= THE PROBLEM =
What is needed is a word-for-word copy of the records below.

= DATA FOR THIS TASK =
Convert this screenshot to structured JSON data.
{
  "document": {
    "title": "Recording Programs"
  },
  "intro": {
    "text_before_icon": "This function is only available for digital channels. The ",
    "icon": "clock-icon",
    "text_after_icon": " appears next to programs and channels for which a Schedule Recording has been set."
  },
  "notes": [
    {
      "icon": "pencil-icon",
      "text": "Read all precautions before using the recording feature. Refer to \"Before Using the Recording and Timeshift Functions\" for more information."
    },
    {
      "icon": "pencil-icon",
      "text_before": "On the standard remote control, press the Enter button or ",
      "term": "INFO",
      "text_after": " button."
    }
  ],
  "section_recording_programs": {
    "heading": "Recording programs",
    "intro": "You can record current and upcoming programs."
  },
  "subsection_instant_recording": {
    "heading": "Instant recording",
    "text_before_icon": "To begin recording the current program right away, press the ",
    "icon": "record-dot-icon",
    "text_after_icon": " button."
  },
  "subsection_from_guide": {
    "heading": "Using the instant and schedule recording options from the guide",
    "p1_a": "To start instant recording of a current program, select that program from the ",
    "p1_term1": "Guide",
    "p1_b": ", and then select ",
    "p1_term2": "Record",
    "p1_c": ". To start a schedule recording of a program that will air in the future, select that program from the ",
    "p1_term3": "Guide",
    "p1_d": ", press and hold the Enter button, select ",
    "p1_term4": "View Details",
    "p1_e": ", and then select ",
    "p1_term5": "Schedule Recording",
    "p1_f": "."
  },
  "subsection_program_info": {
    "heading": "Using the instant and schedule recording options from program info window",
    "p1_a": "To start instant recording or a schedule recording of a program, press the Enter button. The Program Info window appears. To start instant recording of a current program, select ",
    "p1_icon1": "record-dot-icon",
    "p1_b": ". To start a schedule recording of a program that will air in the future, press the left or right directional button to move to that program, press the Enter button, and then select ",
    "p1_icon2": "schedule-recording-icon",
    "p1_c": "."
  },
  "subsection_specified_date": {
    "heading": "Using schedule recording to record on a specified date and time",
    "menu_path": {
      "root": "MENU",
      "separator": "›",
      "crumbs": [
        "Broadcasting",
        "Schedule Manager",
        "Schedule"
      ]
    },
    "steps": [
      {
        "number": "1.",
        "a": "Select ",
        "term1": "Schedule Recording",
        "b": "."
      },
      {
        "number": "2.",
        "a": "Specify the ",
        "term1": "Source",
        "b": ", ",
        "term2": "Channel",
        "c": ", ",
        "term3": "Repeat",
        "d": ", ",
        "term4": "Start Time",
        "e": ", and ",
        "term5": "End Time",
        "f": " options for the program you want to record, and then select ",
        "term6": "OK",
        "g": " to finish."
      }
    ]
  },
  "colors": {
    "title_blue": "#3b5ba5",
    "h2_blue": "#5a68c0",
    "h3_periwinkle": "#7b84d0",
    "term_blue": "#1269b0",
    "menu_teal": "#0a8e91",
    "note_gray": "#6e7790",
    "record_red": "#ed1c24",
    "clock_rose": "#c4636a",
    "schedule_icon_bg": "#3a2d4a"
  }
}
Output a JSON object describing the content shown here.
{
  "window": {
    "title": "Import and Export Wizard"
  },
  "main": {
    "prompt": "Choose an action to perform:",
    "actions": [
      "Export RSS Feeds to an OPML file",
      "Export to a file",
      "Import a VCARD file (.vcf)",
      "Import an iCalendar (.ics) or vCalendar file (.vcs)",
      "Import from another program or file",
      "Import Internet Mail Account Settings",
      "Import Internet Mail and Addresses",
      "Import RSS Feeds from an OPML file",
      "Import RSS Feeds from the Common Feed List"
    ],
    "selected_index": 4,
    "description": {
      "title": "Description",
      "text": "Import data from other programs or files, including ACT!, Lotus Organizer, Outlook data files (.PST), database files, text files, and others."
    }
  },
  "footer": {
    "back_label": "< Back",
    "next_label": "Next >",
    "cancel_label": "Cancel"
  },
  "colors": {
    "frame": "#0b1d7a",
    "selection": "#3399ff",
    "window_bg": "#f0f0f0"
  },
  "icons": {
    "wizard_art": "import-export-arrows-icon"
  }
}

= EXPECTED ANSWER =
Convert this screenshot to structured JSON data.
{
  "document": {
    "title": "Recording Programs"
  },
  "intro": {
    "text_before_icon": "This function is only available for digital channels. The ",
    "icon": "clock-icon",
    "text_after_icon": " appears next to programs and channels for which a Schedule Recording has been set."
  },
  "notes": [
    {
      "icon": "pencil-icon",
      "text": "Read all precautions before using the recording feature. Refer to \"Before Using the Recording and Timeshift Functions\" for more information."
    },
    {
      "icon": "pencil-icon",
      "text_before": "On the standard remote control, press the Enter button or ",
      "term": "INFO",
      "text_after": " button."
    }
  ],
  "section_recording_programs": {
    "heading": "Recording programs",
    "intro": "You can record current and upcoming programs."
  },
  "subsection_instant_recording": {
    "heading": "Instant recording",
    "text_before_icon": "To begin recording the current program right away, press the ",
    "icon": "record-dot-icon",
    "text_after_icon": " button."
  },
  "subsection_from_guide": {
    "heading": "Using the instant and schedule recording options from the guide",
    "p1_a": "To start instant recording of a current program, select that program from the ",
    "p1_term1": "Guide",
    "p1_b": ", and then select ",
    "p1_term2": "Record",
    "p1_c": ". To start a schedule recording of a program that will air in the future, select that program from the ",
    "p1_term3": "Guide",
    "p1_d": ", press and hold the Enter button, select ",
    "p1_term4": "View Details",
    "p1_e": ", and then select ",
    "p1_term5": "Schedule Recording",
    "p1_f": "."
  },
  "subsection_program_info": {
    "heading": "Using the instant and schedule recording options from program info window",
    "p1_a": "To start instant recording or a schedule recording of a program, press the Enter button. The Program Info window appears. To start instant recording of a current program, select ",
    "p1_icon1": "record-dot-icon",
    "p1_b": ". To start a schedule recording of a program that will air in the future, press the left or right directional button to move to that program, press the Enter button, and then select ",
    "p1_icon2": "schedule-recording-icon",
    "p1_c": "."
  },
  "subsection_specified_date": {
    "heading": "Using schedule recording to record on a specified date and time",
    "menu_path": {
      "root": "MENU",
      "separator": "›",
      "crumbs": [
        "Broadcasting",
        "Schedule Manager",
        "Schedule"
      ]
    },
    "steps": [
      {
        "number": "1.",
        "a": "Select ",
        "term1": "Schedule Recording",
        "b": "."
      },
      {
        "number": "2.",
        "a": "Specify the ",
        "term1": "Source",
        "b": ", ",
        "term2": "Channel",
        "c": ", ",
        "term3": "Repeat",
        "d": ", ",
        "term4": "Start Time",
        "e": ", and ",
        "term5": "End Time",
        "f": " options for the program you want to record, and then select ",
        "term6": "OK",
        "g": " to finish."
      }
    ]
  },
  "colors": {
    "title_blue": "#3b5ba5",
    "h2_blue": "#5a68c0",
    "h3_periwinkle": "#7b84d0",
    "term_blue": "#1269b0",
    "menu_teal": "#0a8e91",
    "note_gray": "#6e7790",
    "record_red": "#ed1c24",
    "clock_rose": "#c4636a",
    "schedule_icon_bg": "#3a2d4a"
  }
}
Output a JSON object describing the content shown here.
{
  "window": {
    "title": "Import and Export Wizard"
  },
  "main": {
    "prompt": "Choose an action to perform:",
    "actions": [
      "Export RSS Feeds to an OPML file",
      "Export to a file",
      "Import a VCARD file (.vcf)",
      "Import an iCalendar (.ics) or vCalendar file (.vcs)",
      "Import from another program or file",
      "Import Internet Mail Account Settings",
      "Import Internet Mail and Addresses",
      "Import RSS Feeds from an OPML file",
      "Import RSS Feeds from the Common Feed List"
    ],
    "selected_index": 4,
    "description": {
      "title": "Description",
      "text": "Import data from other programs or files, including ACT!, Lotus Organizer, Outlook data files (.PST), database files, text files, and others."
    }
  },
  "footer": {
    "back_label": "< Back",
    "next_label": "Next >",
    "cancel_label": "Cancel"
  },
  "colors": {
    "frame": "#0b1d7a",
    "selection": "#3399ff",
    "window_bg": "#f0f0f0"
  },
  "icons": {
    "wizard_art": "import-export-arrows-icon"
  }
}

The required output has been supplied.